EXERCISE GOAL:
Search the material for the word "content" and report each line where it turns up.

EXCERPTED DATA:
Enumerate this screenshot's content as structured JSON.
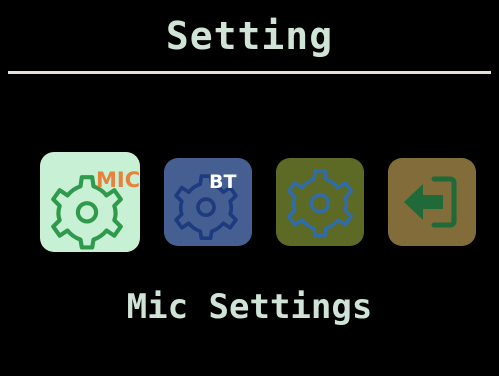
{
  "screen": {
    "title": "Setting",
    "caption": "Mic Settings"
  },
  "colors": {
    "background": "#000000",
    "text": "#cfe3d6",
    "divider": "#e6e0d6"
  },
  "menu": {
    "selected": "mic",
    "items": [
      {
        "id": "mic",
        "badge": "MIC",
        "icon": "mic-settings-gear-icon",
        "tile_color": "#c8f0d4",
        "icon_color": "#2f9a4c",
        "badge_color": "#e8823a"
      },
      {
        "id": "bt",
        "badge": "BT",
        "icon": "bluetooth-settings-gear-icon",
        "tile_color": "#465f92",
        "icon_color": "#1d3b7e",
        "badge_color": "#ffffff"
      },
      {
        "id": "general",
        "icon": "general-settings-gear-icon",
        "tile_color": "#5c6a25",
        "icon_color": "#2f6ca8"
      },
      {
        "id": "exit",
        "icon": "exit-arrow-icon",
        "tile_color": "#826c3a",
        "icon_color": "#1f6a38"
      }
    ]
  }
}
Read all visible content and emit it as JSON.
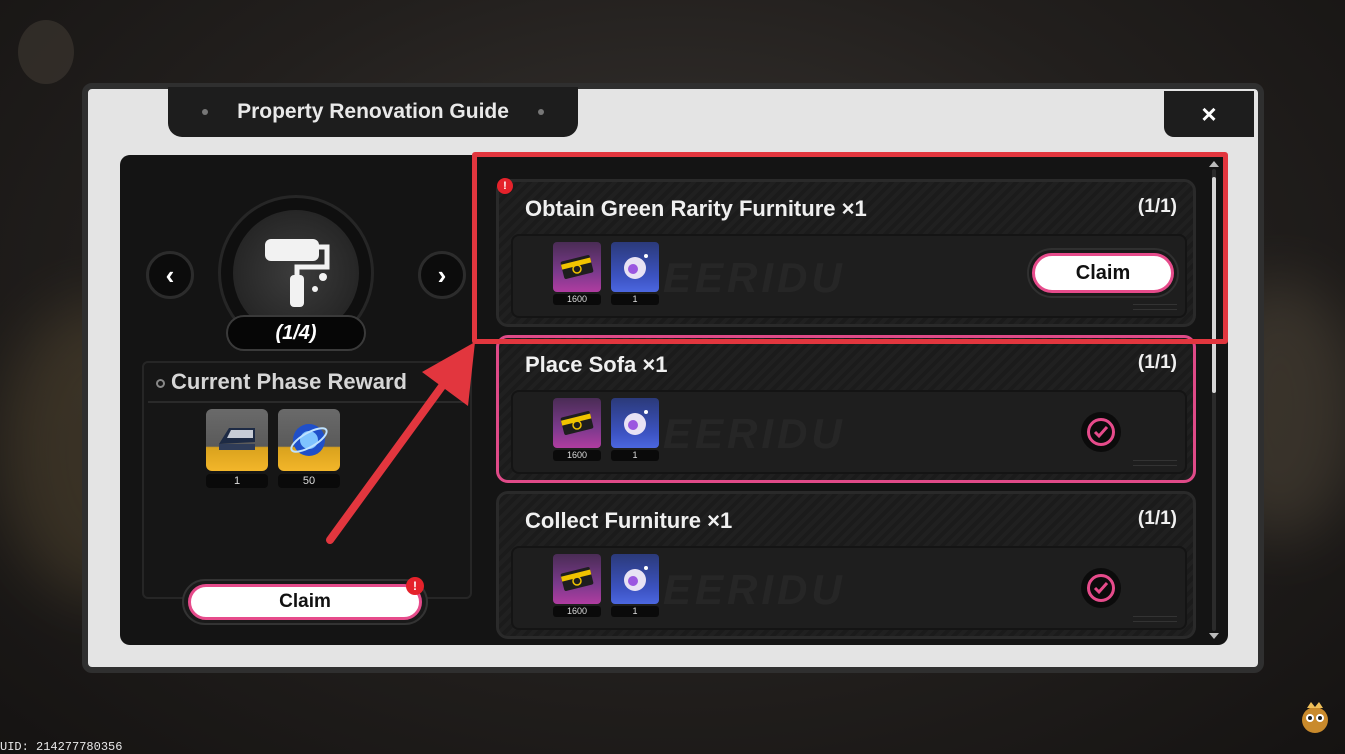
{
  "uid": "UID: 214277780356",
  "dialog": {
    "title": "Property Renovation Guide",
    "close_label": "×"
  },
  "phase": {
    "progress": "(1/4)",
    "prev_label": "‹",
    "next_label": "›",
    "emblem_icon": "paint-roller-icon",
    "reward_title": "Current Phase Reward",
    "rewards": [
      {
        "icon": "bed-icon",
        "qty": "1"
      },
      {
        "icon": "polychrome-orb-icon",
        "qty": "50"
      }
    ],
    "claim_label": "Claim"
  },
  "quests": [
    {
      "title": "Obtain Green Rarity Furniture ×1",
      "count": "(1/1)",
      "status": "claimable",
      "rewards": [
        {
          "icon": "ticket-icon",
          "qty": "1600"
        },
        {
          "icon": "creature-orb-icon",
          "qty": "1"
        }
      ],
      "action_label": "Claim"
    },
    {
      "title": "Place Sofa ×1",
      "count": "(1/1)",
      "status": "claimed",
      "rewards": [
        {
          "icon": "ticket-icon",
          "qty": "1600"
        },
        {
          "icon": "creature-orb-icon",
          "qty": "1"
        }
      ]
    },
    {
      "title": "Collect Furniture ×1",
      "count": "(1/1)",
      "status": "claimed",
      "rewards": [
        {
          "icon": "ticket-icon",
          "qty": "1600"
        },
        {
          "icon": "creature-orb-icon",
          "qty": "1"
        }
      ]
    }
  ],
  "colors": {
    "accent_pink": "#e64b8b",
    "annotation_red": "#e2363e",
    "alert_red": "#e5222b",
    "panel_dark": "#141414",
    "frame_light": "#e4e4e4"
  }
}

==

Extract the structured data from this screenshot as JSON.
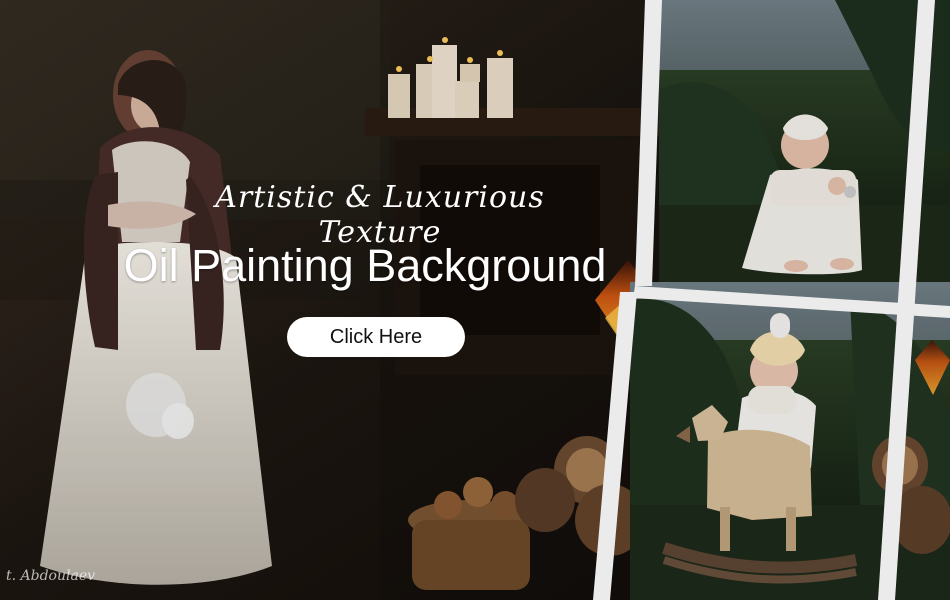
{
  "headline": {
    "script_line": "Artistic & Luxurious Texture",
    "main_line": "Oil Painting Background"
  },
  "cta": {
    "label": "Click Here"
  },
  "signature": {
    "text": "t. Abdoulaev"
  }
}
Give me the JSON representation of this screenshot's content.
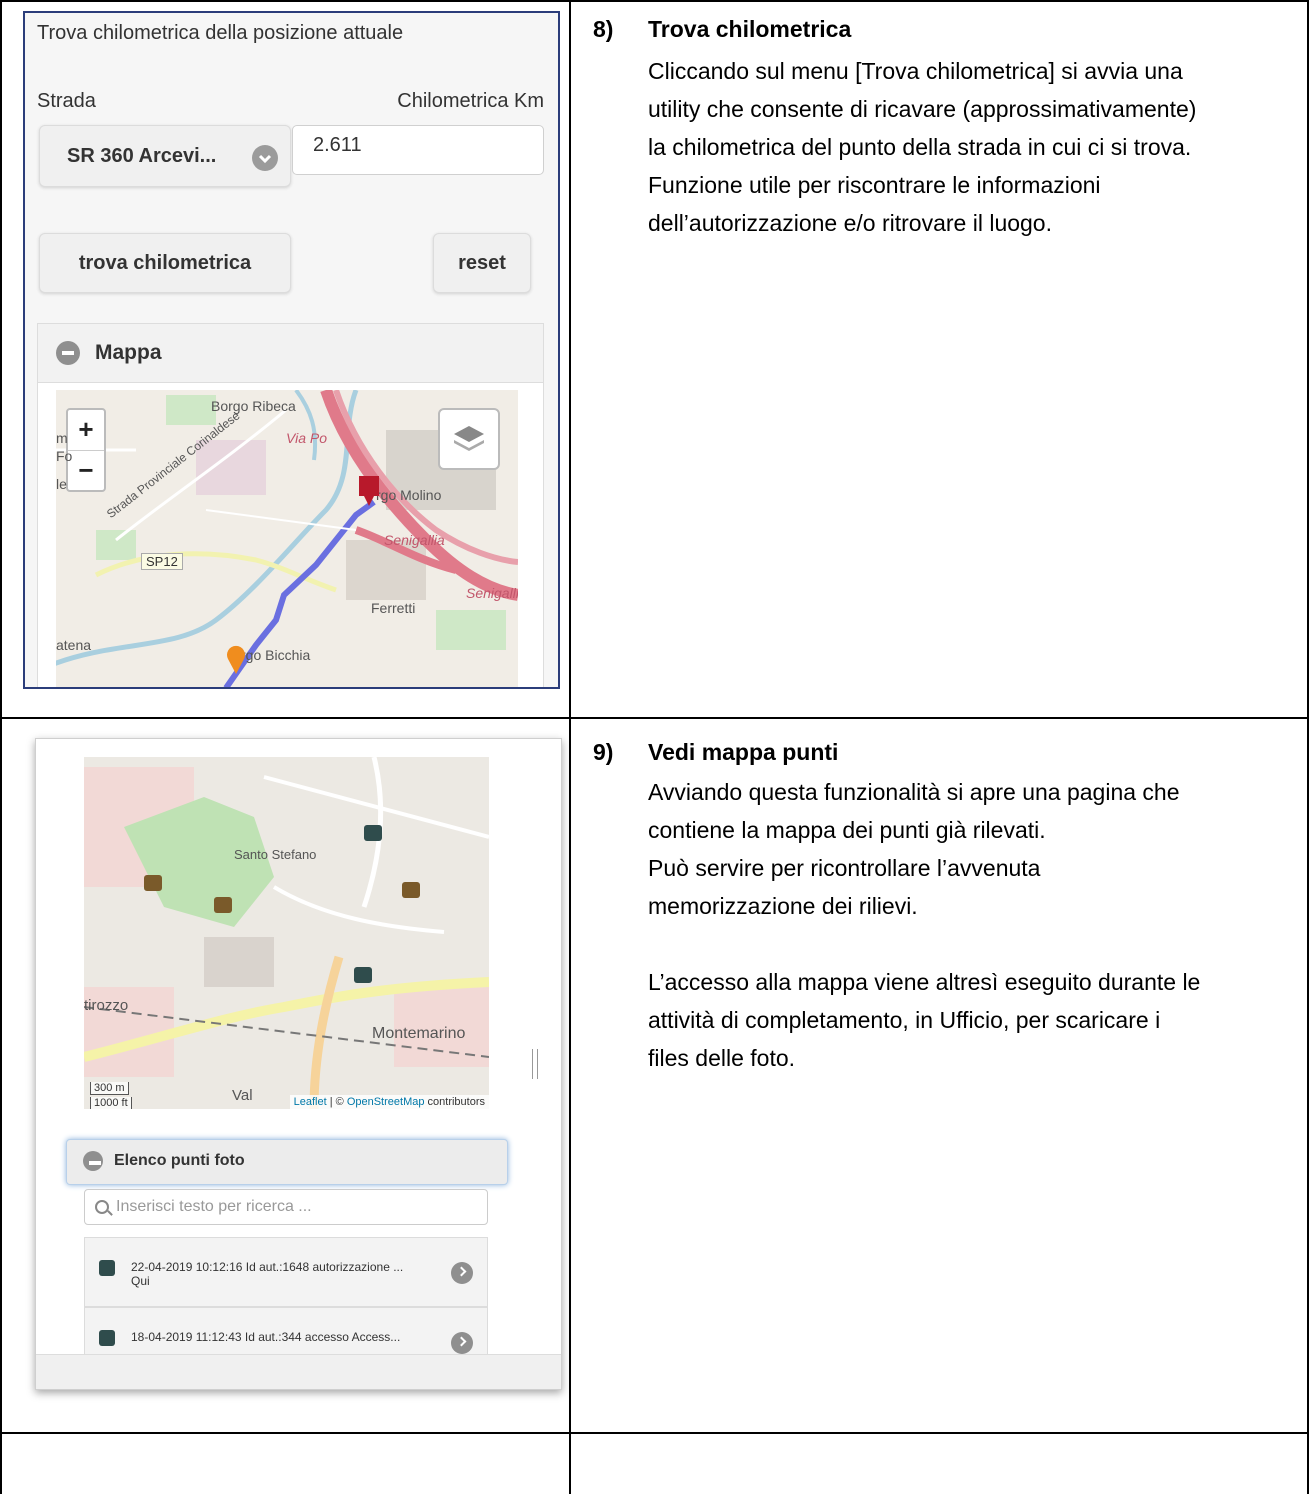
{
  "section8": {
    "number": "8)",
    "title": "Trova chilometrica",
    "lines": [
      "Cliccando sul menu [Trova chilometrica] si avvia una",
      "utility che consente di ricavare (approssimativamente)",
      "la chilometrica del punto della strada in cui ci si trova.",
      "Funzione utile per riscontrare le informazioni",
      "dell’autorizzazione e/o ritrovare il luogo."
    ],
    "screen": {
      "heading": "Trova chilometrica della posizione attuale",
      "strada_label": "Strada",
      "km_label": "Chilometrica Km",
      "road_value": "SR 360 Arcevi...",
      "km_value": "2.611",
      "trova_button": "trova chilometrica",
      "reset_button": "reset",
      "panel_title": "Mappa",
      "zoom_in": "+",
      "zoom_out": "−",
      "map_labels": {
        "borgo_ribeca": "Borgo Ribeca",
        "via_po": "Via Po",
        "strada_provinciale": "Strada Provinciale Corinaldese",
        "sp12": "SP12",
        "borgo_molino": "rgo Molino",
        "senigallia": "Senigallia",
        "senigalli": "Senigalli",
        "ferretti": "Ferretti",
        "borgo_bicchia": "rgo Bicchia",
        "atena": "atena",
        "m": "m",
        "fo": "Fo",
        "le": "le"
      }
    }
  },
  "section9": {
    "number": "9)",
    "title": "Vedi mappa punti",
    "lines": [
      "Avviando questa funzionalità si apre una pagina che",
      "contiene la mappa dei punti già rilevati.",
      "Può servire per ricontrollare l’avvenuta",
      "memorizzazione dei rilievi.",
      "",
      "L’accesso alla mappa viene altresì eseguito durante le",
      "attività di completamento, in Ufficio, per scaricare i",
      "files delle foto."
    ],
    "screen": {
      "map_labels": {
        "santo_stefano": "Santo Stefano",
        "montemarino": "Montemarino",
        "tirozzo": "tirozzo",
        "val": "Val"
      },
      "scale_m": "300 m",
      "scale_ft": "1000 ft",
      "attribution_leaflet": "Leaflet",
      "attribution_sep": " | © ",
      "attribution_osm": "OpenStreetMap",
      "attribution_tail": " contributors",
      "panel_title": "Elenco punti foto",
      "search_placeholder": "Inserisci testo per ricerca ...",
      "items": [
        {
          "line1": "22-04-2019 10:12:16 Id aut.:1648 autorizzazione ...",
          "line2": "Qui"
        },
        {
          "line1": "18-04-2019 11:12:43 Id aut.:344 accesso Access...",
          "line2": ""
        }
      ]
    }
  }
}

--

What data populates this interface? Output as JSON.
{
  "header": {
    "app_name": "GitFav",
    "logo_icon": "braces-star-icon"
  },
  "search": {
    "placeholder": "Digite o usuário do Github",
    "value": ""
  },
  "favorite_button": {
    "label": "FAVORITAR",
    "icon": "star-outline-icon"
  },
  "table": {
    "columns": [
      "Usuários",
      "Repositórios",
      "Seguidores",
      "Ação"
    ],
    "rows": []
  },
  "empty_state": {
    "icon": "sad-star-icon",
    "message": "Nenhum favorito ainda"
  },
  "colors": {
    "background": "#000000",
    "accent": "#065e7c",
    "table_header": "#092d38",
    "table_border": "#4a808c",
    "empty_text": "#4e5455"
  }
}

ANSWER FOR THE TASK:
Enumerate this screenshot's content as structured JSON.
Read all visible content and emit it as JSON.
Give me the JSON representation of this screenshot's content.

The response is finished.